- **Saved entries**
*-*-*
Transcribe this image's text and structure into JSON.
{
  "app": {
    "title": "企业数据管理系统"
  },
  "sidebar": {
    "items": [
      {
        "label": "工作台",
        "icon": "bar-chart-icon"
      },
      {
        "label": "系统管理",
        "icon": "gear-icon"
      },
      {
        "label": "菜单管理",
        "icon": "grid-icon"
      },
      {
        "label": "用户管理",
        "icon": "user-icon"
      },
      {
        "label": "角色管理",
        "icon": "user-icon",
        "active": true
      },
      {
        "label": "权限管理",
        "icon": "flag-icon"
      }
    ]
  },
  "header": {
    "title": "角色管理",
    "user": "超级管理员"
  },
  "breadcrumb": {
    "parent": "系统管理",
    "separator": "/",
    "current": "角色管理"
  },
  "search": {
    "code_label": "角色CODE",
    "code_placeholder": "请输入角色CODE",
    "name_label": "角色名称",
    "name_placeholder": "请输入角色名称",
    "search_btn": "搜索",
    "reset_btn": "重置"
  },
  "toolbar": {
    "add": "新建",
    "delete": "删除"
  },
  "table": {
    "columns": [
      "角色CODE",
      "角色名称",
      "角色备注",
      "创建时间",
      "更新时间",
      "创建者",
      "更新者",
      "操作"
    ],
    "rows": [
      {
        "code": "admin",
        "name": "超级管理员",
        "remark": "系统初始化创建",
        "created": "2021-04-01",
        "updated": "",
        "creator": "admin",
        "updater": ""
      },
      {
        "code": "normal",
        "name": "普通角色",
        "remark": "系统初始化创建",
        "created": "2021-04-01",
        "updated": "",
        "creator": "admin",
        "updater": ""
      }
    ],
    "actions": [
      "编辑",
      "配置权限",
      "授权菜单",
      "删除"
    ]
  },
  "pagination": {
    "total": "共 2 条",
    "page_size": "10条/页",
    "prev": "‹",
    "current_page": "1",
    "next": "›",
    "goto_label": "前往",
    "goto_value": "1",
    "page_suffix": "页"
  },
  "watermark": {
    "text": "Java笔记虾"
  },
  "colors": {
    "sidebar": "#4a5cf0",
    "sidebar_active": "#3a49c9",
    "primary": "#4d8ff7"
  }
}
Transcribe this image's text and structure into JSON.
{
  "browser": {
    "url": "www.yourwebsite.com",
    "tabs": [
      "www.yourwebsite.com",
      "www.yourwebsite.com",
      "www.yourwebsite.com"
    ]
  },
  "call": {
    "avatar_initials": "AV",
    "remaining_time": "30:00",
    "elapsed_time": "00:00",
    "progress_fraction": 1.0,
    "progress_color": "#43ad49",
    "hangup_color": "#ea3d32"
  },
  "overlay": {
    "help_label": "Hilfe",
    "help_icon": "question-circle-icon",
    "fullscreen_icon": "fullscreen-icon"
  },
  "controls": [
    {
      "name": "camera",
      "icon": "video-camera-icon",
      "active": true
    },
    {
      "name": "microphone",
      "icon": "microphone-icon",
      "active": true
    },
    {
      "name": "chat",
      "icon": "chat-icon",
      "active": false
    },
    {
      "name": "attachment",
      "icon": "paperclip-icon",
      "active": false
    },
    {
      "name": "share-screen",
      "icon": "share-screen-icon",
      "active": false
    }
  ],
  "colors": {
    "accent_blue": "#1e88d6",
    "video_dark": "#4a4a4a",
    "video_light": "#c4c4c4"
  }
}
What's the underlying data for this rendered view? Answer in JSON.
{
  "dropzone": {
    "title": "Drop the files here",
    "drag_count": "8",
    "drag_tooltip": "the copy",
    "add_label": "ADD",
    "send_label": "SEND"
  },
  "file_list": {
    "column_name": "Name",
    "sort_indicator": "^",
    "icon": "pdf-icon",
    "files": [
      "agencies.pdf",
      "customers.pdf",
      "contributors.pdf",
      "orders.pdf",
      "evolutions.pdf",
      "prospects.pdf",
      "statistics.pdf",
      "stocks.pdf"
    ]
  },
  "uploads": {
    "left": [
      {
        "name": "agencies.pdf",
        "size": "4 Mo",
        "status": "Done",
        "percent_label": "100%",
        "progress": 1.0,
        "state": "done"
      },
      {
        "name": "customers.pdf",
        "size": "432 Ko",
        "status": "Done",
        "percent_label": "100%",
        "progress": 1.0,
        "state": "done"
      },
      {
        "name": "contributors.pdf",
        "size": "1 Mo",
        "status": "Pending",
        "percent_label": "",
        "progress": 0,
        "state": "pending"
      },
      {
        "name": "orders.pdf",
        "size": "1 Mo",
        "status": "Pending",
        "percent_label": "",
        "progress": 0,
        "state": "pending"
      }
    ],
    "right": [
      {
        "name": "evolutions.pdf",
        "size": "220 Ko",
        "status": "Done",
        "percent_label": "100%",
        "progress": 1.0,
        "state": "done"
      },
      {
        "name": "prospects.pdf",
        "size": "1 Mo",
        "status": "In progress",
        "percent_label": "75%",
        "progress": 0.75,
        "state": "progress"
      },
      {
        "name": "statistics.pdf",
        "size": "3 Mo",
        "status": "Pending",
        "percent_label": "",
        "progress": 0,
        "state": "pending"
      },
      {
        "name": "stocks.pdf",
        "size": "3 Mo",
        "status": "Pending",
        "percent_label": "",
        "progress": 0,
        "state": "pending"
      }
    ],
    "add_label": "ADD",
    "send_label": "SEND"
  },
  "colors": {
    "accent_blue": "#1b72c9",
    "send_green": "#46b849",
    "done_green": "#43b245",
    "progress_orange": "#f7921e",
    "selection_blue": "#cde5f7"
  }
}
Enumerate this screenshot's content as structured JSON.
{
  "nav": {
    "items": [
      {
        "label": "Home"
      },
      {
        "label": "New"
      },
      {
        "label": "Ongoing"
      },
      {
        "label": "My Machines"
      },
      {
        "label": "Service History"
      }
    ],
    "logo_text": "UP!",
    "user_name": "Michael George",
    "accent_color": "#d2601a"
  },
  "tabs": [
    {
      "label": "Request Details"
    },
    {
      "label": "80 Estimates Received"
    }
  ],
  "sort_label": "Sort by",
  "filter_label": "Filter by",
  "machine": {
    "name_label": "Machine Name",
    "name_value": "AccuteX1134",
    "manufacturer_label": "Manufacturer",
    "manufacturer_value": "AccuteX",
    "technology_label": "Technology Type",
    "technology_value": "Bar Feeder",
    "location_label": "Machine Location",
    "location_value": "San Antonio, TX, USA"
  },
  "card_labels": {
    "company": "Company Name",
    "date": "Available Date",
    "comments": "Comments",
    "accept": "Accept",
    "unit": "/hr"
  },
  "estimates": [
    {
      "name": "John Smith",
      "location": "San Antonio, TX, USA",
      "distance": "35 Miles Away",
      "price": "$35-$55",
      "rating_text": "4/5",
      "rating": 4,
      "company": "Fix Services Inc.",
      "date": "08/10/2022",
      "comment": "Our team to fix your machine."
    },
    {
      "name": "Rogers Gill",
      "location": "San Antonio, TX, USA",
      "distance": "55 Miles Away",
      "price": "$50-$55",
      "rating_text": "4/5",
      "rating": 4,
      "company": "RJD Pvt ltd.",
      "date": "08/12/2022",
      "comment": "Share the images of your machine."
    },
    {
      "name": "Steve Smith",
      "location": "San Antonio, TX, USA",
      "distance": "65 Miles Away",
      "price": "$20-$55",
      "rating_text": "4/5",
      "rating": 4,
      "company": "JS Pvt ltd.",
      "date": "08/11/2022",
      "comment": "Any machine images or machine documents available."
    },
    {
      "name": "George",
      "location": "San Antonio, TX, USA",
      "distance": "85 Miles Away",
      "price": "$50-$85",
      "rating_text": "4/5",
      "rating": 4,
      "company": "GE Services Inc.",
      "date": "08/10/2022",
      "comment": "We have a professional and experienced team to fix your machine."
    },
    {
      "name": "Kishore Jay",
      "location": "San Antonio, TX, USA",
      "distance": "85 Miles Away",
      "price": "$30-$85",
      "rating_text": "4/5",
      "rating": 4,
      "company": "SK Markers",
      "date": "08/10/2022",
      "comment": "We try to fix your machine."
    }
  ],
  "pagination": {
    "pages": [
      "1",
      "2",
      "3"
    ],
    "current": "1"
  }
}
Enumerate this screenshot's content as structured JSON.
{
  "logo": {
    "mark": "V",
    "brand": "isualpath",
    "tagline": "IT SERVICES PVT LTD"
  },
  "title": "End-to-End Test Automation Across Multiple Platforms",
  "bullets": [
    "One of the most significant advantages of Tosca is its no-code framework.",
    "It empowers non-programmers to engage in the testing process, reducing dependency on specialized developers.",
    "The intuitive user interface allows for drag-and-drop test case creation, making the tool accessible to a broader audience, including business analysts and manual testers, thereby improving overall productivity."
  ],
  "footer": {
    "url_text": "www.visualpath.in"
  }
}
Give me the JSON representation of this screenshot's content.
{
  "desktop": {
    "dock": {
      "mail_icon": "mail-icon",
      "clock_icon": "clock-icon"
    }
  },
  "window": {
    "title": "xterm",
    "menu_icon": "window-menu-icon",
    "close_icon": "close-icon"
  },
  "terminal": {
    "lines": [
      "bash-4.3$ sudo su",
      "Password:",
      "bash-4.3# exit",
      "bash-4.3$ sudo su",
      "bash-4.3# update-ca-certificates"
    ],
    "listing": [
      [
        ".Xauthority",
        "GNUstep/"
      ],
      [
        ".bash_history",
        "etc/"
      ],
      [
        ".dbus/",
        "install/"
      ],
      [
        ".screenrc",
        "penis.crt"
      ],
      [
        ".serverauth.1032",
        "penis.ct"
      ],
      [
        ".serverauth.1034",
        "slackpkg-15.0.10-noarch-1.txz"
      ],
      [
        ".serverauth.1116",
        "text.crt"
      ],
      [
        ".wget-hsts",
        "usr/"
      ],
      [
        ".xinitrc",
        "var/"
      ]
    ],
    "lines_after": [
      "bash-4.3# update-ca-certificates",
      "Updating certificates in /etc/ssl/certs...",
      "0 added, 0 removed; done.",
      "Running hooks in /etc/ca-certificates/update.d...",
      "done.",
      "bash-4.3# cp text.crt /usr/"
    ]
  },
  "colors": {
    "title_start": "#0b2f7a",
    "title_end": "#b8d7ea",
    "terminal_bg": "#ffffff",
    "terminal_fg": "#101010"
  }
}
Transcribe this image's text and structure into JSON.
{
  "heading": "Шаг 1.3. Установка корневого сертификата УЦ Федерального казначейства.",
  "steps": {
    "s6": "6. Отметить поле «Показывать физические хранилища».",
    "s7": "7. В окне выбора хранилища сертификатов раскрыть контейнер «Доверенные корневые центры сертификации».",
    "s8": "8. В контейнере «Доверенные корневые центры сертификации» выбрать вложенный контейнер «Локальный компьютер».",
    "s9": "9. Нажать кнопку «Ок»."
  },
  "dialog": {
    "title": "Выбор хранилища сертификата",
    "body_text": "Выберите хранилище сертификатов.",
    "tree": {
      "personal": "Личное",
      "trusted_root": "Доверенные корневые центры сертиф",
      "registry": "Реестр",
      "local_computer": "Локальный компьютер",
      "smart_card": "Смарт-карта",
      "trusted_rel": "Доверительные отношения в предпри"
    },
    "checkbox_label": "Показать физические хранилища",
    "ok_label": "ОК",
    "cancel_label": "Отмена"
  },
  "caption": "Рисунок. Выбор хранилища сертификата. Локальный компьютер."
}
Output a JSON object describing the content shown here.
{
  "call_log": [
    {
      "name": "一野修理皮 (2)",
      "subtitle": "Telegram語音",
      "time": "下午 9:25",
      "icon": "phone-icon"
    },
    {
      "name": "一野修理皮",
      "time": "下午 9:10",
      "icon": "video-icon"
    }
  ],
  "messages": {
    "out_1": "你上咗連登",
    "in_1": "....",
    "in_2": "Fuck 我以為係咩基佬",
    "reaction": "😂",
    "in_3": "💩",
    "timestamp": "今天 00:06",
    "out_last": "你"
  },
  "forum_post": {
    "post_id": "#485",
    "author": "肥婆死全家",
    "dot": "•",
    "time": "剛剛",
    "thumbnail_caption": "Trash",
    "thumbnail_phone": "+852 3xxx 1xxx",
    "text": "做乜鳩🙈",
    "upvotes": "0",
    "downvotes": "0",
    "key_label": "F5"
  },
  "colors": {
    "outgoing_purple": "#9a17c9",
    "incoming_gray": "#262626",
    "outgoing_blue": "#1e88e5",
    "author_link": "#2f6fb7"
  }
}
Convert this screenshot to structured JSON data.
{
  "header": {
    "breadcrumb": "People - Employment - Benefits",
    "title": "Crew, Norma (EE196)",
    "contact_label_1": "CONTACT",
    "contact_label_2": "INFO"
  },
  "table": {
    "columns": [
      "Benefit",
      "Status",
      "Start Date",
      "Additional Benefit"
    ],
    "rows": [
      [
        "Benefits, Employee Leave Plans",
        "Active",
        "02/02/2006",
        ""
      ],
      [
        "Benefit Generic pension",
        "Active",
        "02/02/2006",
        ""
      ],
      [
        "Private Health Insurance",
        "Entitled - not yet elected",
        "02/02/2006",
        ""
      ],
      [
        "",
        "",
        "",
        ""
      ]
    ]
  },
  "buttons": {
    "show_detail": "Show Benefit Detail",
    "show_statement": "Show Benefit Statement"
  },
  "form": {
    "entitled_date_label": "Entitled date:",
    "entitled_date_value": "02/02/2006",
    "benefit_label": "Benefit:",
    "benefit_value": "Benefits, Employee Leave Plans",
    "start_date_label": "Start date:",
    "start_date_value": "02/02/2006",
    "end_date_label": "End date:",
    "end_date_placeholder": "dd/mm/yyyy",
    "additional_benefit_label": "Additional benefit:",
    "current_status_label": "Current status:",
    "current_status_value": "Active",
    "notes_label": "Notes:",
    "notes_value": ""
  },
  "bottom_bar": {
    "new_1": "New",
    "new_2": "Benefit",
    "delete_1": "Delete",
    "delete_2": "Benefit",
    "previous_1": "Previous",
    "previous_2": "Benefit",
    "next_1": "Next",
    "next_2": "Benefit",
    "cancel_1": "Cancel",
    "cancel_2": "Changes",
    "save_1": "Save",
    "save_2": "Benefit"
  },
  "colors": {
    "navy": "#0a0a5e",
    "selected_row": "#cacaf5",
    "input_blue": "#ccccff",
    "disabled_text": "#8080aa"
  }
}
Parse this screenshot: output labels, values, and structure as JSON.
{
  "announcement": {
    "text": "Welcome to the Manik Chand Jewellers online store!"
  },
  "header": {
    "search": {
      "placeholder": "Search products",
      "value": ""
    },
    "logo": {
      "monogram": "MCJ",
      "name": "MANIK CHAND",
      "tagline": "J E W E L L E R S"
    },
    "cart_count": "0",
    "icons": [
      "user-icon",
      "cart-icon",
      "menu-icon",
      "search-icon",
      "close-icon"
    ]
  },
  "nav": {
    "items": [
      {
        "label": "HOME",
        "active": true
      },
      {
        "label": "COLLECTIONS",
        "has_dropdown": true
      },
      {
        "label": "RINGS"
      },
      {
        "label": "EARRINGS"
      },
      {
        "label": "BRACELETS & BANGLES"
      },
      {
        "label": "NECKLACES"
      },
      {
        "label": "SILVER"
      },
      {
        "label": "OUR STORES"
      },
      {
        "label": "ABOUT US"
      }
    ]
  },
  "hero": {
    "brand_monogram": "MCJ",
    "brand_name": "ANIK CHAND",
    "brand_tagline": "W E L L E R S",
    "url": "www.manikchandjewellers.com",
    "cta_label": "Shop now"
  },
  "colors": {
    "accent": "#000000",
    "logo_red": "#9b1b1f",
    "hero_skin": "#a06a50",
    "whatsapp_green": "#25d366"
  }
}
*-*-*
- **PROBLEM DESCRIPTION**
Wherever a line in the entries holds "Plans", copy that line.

- **EXPECTED OUTPUT**
        "Benefits, Employee Leave Plans",
    "benefit_value": "Benefits, Employee Leave Plans",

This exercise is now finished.